> [Assigned task]:
Write down every entry below once more, exactly.

Website and app data records:
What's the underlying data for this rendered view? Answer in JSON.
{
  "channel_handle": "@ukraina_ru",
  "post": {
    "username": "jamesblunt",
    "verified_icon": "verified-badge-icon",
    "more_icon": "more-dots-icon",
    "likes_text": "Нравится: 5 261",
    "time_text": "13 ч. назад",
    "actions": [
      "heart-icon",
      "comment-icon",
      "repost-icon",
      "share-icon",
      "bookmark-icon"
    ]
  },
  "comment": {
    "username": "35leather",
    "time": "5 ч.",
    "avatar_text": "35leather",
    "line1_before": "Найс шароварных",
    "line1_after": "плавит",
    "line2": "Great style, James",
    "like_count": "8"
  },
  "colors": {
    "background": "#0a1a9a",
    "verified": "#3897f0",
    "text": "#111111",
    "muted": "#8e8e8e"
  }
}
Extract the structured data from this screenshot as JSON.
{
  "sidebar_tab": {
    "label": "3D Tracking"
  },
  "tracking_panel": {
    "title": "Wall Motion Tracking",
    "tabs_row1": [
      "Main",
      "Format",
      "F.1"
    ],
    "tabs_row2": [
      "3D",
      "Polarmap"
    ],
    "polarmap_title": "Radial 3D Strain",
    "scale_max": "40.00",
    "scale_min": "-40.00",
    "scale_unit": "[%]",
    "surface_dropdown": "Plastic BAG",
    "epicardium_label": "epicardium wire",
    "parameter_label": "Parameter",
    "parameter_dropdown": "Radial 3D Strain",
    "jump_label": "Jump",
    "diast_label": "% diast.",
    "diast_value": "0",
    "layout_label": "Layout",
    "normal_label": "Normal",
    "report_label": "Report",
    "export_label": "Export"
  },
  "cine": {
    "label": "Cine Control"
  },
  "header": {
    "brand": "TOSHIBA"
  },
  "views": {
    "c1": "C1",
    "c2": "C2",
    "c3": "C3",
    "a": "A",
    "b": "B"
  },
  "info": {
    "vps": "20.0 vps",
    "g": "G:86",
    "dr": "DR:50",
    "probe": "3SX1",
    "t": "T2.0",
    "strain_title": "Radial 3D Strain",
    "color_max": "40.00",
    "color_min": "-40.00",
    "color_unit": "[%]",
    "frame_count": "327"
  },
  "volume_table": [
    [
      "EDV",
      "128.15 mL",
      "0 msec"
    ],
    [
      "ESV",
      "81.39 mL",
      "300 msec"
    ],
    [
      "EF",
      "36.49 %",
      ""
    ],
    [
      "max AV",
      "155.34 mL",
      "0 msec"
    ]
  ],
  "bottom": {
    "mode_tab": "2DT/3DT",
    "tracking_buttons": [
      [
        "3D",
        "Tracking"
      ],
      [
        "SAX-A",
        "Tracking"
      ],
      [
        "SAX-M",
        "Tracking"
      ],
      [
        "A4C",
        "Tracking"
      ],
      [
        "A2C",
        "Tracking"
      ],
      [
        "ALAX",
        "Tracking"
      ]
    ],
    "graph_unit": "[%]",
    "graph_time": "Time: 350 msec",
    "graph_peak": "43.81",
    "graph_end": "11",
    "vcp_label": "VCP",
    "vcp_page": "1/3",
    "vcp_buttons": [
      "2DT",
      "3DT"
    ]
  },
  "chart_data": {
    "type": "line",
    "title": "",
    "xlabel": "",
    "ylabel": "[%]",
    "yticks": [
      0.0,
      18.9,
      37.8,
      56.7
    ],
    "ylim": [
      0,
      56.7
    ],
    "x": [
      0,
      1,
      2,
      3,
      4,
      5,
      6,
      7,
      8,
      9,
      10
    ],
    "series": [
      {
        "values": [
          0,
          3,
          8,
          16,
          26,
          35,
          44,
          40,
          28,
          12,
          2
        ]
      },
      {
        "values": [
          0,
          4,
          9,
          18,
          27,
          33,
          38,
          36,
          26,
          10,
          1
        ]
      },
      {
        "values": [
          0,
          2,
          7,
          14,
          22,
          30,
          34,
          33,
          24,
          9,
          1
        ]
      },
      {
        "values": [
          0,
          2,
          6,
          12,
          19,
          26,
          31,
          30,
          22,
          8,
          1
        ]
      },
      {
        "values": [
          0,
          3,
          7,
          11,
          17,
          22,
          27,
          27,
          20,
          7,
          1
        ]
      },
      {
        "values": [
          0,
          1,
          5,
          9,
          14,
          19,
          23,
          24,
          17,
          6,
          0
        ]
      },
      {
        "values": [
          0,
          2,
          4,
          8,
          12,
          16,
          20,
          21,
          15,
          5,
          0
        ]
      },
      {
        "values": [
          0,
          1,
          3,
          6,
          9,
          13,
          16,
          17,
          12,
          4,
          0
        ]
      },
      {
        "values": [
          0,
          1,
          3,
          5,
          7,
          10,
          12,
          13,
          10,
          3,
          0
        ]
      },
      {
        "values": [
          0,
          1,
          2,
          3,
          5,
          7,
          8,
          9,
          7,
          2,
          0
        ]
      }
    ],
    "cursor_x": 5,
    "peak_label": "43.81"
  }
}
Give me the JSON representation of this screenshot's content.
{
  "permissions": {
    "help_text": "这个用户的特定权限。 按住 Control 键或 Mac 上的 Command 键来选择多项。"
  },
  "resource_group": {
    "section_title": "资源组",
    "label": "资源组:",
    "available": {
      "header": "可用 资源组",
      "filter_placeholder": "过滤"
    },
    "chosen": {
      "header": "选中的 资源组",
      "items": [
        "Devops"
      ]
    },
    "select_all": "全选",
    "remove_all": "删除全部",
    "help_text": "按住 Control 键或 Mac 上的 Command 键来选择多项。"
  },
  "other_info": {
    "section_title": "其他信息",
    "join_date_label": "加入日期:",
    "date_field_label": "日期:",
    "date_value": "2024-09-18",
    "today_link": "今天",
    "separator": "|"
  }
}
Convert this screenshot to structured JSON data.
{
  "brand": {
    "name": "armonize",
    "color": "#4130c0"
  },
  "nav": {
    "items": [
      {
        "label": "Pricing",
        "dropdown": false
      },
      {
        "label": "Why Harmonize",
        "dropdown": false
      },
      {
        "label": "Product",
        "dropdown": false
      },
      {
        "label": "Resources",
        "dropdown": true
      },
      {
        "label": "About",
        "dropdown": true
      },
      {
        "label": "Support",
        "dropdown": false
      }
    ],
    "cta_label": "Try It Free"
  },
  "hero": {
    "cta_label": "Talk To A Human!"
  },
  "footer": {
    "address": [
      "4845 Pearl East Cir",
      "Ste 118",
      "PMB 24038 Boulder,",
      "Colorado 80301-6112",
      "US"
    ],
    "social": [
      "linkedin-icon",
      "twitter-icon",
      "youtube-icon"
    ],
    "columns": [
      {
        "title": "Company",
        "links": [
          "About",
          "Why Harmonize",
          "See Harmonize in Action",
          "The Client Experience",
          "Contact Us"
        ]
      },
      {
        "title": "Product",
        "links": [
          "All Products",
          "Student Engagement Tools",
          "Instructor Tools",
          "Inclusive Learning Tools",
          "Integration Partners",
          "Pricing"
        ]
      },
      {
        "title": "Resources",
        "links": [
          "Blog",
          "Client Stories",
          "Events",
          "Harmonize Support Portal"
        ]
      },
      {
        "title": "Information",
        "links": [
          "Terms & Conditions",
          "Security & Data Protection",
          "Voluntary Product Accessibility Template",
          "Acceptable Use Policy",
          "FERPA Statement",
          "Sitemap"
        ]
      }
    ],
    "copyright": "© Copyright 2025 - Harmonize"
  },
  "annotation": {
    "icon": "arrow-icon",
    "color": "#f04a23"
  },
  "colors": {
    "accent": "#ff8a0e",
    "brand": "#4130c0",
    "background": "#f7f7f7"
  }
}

> [Solved exercise]:
What's the underlying data for this rendered view? Answer in JSON.
{
  "channel_handle": "@ukraina_ru",
  "post": {
    "username": "jamesblunt",
    "verified_icon": "verified-badge-icon",
    "more_icon": "more-dots-icon",
    "likes_text": "Нравится: 5 261",
    "time_text": "13 ч. назад",
    "actions": [
      "heart-icon",
      "comment-icon",
      "repost-icon",
      "share-icon",
      "bookmark-icon"
    ]
  },
  "comment": {
    "username": "35leather",
    "time": "5 ч.",
    "avatar_text": "35leather",
    "line1_before": "Найс шароварных",
    "line1_after": "плавит",
    "line2": "Great style, James",
    "like_count": "8"
  },
  "colors": {
    "background": "#0a1a9a",
    "verified": "#3897f0",
    "text": "#111111",
    "muted": "#8e8e8e"
  }
}
Extract the structured data from this screenshot as JSON.
{
  "sidebar_tab": {
    "label": "3D Tracking"
  },
  "tracking_panel": {
    "title": "Wall Motion Tracking",
    "tabs_row1": [
      "Main",
      "Format",
      "F.1"
    ],
    "tabs_row2": [
      "3D",
      "Polarmap"
    ],
    "polarmap_title": "Radial 3D Strain",
    "scale_max": "40.00",
    "scale_min": "-40.00",
    "scale_unit": "[%]",
    "surface_dropdown": "Plastic BAG",
    "epicardium_label": "epicardium wire",
    "parameter_label": "Parameter",
    "parameter_dropdown": "Radial 3D Strain",
    "jump_label": "Jump",
    "diast_label": "% diast.",
    "diast_value": "0",
    "layout_label": "Layout",
    "normal_label": "Normal",
    "report_label": "Report",
    "export_label": "Export"
  },
  "cine": {
    "label": "Cine Control"
  },
  "header": {
    "brand": "TOSHIBA"
  },
  "views": {
    "c1": "C1",
    "c2": "C2",
    "c3": "C3",
    "a": "A",
    "b": "B"
  },
  "info": {
    "vps": "20.0 vps",
    "g": "G:86",
    "dr": "DR:50",
    "probe": "3SX1",
    "t": "T2.0",
    "strain_title": "Radial 3D Strain",
    "color_max": "40.00",
    "color_min": "-40.00",
    "color_unit": "[%]",
    "frame_count": "327"
  },
  "volume_table": [
    [
      "EDV",
      "128.15 mL",
      "0 msec"
    ],
    [
      "ESV",
      "81.39 mL",
      "300 msec"
    ],
    [
      "EF",
      "36.49 %",
      ""
    ],
    [
      "max AV",
      "155.34 mL",
      "0 msec"
    ]
  ],
  "bottom": {
    "mode_tab": "2DT/3DT",
    "tracking_buttons": [
      [
        "3D",
        "Tracking"
      ],
      [
        "SAX-A",
        "Tracking"
      ],
      [
        "SAX-M",
        "Tracking"
      ],
      [
        "A4C",
        "Tracking"
      ],
      [
        "A2C",
        "Tracking"
      ],
      [
        "ALAX",
        "Tracking"
      ]
    ],
    "graph_unit": "[%]",
    "graph_time": "Time: 350 msec",
    "graph_peak": "43.81",
    "graph_end": "11",
    "vcp_label": "VCP",
    "vcp_page": "1/3",
    "vcp_buttons": [
      "2DT",
      "3DT"
    ]
  },
  "chart_data": {
    "type": "line",
    "title": "",
    "xlabel": "",
    "ylabel": "[%]",
    "yticks": [
      0.0,
      18.9,
      37.8,
      56.7
    ],
    "ylim": [
      0,
      56.7
    ],
    "x": [
      0,
      1,
      2,
      3,
      4,
      5,
      6,
      7,
      8,
      9,
      10
    ],
    "series": [
      {
        "values": [
          0,
          3,
          8,
          16,
          26,
          35,
          44,
          40,
          28,
          12,
          2
        ]
      },
      {
        "values": [
          0,
          4,
          9,
          18,
          27,
          33,
          38,
          36,
          26,
          10,
          1
        ]
      },
      {
        "values": [
          0,
          2,
          7,
          14,
          22,
          30,
          34,
          33,
          24,
          9,
          1
        ]
      },
      {
        "values": [
          0,
          2,
          6,
          12,
          19,
          26,
          31,
          30,
          22,
          8,
          1
        ]
      },
      {
        "values": [
          0,
          3,
          7,
          11,
          17,
          22,
          27,
          27,
          20,
          7,
          1
        ]
      },
      {
        "values": [
          0,
          1,
          5,
          9,
          14,
          19,
          23,
          24,
          17,
          6,
          0
        ]
      },
      {
        "values": [
          0,
          2,
          4,
          8,
          12,
          16,
          20,
          21,
          15,
          5,
          0
        ]
      },
      {
        "values": [
          0,
          1,
          3,
          6,
          9,
          13,
          16,
          17,
          12,
          4,
          0
        ]
      },
      {
        "values": [
          0,
          1,
          3,
          5,
          7,
          10,
          12,
          13,
          10,
          3,
          0
        ]
      },
      {
        "values": [
          0,
          1,
          2,
          3,
          5,
          7,
          8,
          9,
          7,
          2,
          0
        ]
      }
    ],
    "cursor_x": 5,
    "peak_label": "43.81"
  }
}
Give me the JSON representation of this screenshot's content.
{
  "permissions": {
    "help_text": "这个用户的特定权限。 按住 Control 键或 Mac 上的 Command 键来选择多项。"
  },
  "resource_group": {
    "section_title": "资源组",
    "label": "资源组:",
    "available": {
      "header": "可用 资源组",
      "filter_placeholder": "过滤"
    },
    "chosen": {
      "header": "选中的 资源组",
      "items": [
        "Devops"
      ]
    },
    "select_all": "全选",
    "remove_all": "删除全部",
    "help_text": "按住 Control 键或 Mac 上的 Command 键来选择多项。"
  },
  "other_info": {
    "section_title": "其他信息",
    "join_date_label": "加入日期:",
    "date_field_label": "日期:",
    "date_value": "2024-09-18",
    "today_link": "今天",
    "separator": "|"
  }
}
Convert this screenshot to structured JSON data.
{
  "brand": {
    "name": "armonize",
    "color": "#4130c0"
  },
  "nav": {
    "items": [
      {
        "label": "Pricing",
        "dropdown": false
      },
      {
        "label": "Why Harmonize",
        "dropdown": false
      },
      {
        "label": "Product",
        "dropdown": false
      },
      {
        "label": "Resources",
        "dropdown": true
      },
      {
        "label": "About",
        "dropdown": true
      },
      {
        "label": "Support",
        "dropdown": false
      }
    ],
    "cta_label": "Try It Free"
  },
  "hero": {
    "cta_label": "Talk To A Human!"
  },
  "footer": {
    "address": [
      "4845 Pearl East Cir",
      "Ste 118",
      "PMB 24038 Boulder,",
      "Colorado 80301-6112",
      "US"
    ],
    "social": [
      "linkedin-icon",
      "twitter-icon",
      "youtube-icon"
    ],
    "columns": [
      {
        "title": "Company",
        "links": [
          "About",
          "Why Harmonize",
          "See Harmonize in Action",
          "The Client Experience",
          "Contact Us"
        ]
      },
      {
        "title": "Product",
        "links": [
          "All Products",
          "Student Engagement Tools",
          "Instructor Tools",
          "Inclusive Learning Tools",
          "Integration Partners",
          "Pricing"
        ]
      },
      {
        "title": "Resources",
        "links": [
          "Blog",
          "Client Stories",
          "Events",
          "Harmonize Support Portal"
        ]
      },
      {
        "title": "Information",
        "links": [
          "Terms & Conditions",
          "Security & Data Protection",
          "Voluntary Product Accessibility Template",
          "Acceptable Use Policy",
          "FERPA Statement",
          "Sitemap"
        ]
      }
    ],
    "copyright": "© Copyright 2025 - Harmonize"
  },
  "annotation": {
    "icon": "arrow-icon",
    "color": "#f04a23"
  },
  "colors": {
    "accent": "#ff8a0e",
    "brand": "#4130c0",
    "background": "#f7f7f7"
  }
}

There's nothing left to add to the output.